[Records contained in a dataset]
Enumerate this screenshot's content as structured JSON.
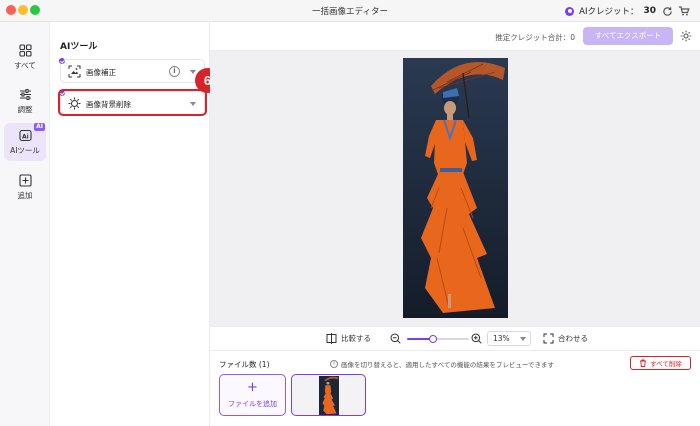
{
  "window": {
    "title": "一括画像エディター"
  },
  "credits": {
    "label": "AIクレジット：",
    "value": "30"
  },
  "nav": {
    "items": [
      {
        "label": "すべて"
      },
      {
        "label": "調整"
      },
      {
        "label": "AIツール",
        "badge": "AI"
      },
      {
        "label": "追加"
      }
    ]
  },
  "tool_panel": {
    "title": "AIツール",
    "tools": [
      {
        "label": "画像補正",
        "info": "i"
      },
      {
        "label": "画像背景削除"
      }
    ],
    "step_badge": "6"
  },
  "topbar": {
    "credit_total_label": "推定クレジット合計：",
    "credit_total_value": "0",
    "export_label": "すべてエクスポート"
  },
  "zoom": {
    "compare_label": "比較する",
    "zoom_value": "13%",
    "slider_level": 0.13,
    "fit_label": "合わせる"
  },
  "files": {
    "count_label": "ファイル数 (1)",
    "tip": "画像を切り替えると、適用したすべての機能の結果をプレビューできます",
    "delete_all_label": "すべて削除",
    "add_file_label": "ファイルを追加"
  },
  "colors": {
    "accent": "#7a3cf0",
    "highlight": "#d9232a",
    "export_disabled": "#c8b5f5"
  }
}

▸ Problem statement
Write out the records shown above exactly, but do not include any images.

▸ Solution to this exercise
Enumerate this screenshot's content as structured JSON.
{
  "window": {
    "title": "一括画像エディター"
  },
  "credits": {
    "label": "AIクレジット：",
    "value": "30"
  },
  "nav": {
    "items": [
      {
        "label": "すべて"
      },
      {
        "label": "調整"
      },
      {
        "label": "AIツール",
        "badge": "AI"
      },
      {
        "label": "追加"
      }
    ]
  },
  "tool_panel": {
    "title": "AIツール",
    "tools": [
      {
        "label": "画像補正",
        "info": "i"
      },
      {
        "label": "画像背景削除"
      }
    ],
    "step_badge": "6"
  },
  "topbar": {
    "credit_total_label": "推定クレジット合計：",
    "credit_total_value": "0",
    "export_label": "すべてエクスポート"
  },
  "zoom": {
    "compare_label": "比較する",
    "zoom_value": "13%",
    "slider_level": 0.13,
    "fit_label": "合わせる"
  },
  "files": {
    "count_label": "ファイル数 (1)",
    "tip": "画像を切り替えると、適用したすべての機能の結果をプレビューできます",
    "delete_all_label": "すべて削除",
    "add_file_label": "ファイルを追加"
  },
  "colors": {
    "accent": "#7a3cf0",
    "highlight": "#d9232a",
    "export_disabled": "#c8b5f5"
  }
}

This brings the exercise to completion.